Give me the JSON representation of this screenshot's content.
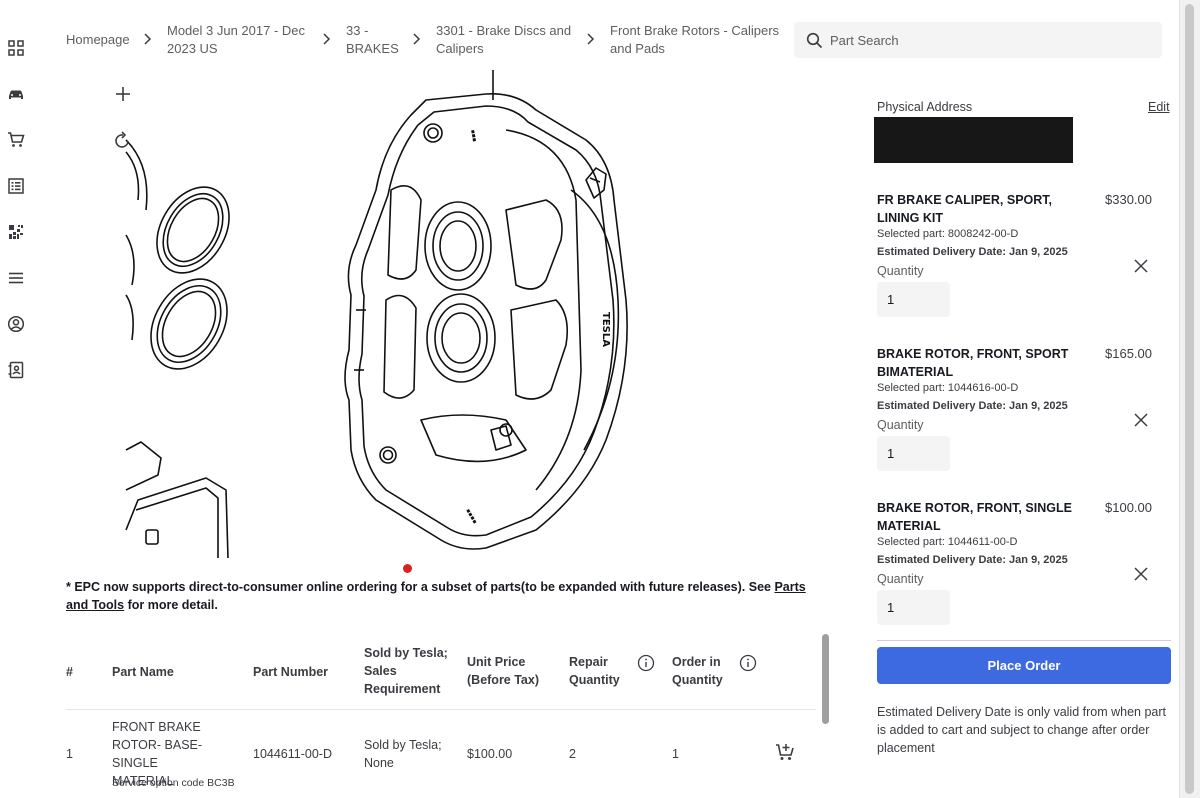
{
  "rail": {
    "items": [
      "grid-icon",
      "car-icon",
      "cart-icon",
      "catalog-icon",
      "qr-code-icon",
      "menu-icon",
      "account-icon",
      "contacts-icon"
    ]
  },
  "breadcrumb": {
    "items": [
      {
        "label": "Homepage"
      },
      {
        "label": "Model 3 Jun 2017 - Dec 2023 US"
      },
      {
        "label": "33 - BRAKES"
      },
      {
        "label": "3301 - Brake Discs and Calipers"
      },
      {
        "label": "Front Brake Rotors - Calipers and Pads"
      }
    ]
  },
  "search": {
    "placeholder": "Part Search"
  },
  "diagram": {
    "brand_mark": "TESLA"
  },
  "epc_note": {
    "text": "* EPC now supports direct-to-consumer online ordering for a subset of parts(to be expanded with future releases). See ",
    "link": "Parts and Tools",
    "suffix": " for more detail."
  },
  "table": {
    "headers": [
      "#",
      "Part Name",
      "Part Number",
      "Sold by Tesla; Sales Requirement",
      "Unit Price (Before Tax)",
      "Repair Quantity",
      "Order in Quantity"
    ],
    "rows": [
      {
        "index": "1",
        "part_name": "FRONT BRAKE ROTOR- BASE- SINGLE MATERIAL",
        "service_code": "Service option code BC3B",
        "part_number": "1044611-00-D",
        "sold_by": "Sold by Tesla; None",
        "unit_price": "$100.00",
        "repair_qty": "2",
        "order_qty": "1"
      }
    ]
  },
  "cart": {
    "physical_address_label": "Physical Address",
    "edit_label": "Edit",
    "quantity_label": "Quantity",
    "items": [
      {
        "name": "FR BRAKE CALIPER, SPORT, LINING KIT",
        "price": "$330.00",
        "selected": "Selected part: 8008242-00-D",
        "est": "Estimated Delivery Date: Jan 9, 2025",
        "qty": "1"
      },
      {
        "name": "BRAKE ROTOR, FRONT, SPORT BIMATERIAL",
        "price": "$165.00",
        "selected": "Selected part: 1044616-00-D",
        "est": "Estimated Delivery Date: Jan 9, 2025",
        "qty": "1"
      },
      {
        "name": "BRAKE ROTOR, FRONT, SINGLE MATERIAL",
        "price": "$100.00",
        "selected": "Selected part: 1044611-00-D",
        "est": "Estimated Delivery Date: Jan 9, 2025",
        "qty": "1"
      }
    ],
    "place_order_label": "Place Order",
    "delivery_note": "Estimated Delivery Date is only valid from when part is added to cart and subject to change after order placement"
  },
  "colors": {
    "primary": "#3e6ae1",
    "text": "#393c41",
    "hotspot": "#e01e1e",
    "redacted": "#171717"
  }
}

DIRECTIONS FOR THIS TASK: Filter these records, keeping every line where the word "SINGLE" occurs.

OUTPUT FOR THIS TASK:
        "part_name": "FRONT BRAKE ROTOR- BASE- SINGLE MATERIAL",
        "name": "BRAKE ROTOR, FRONT, SINGLE MATERIAL",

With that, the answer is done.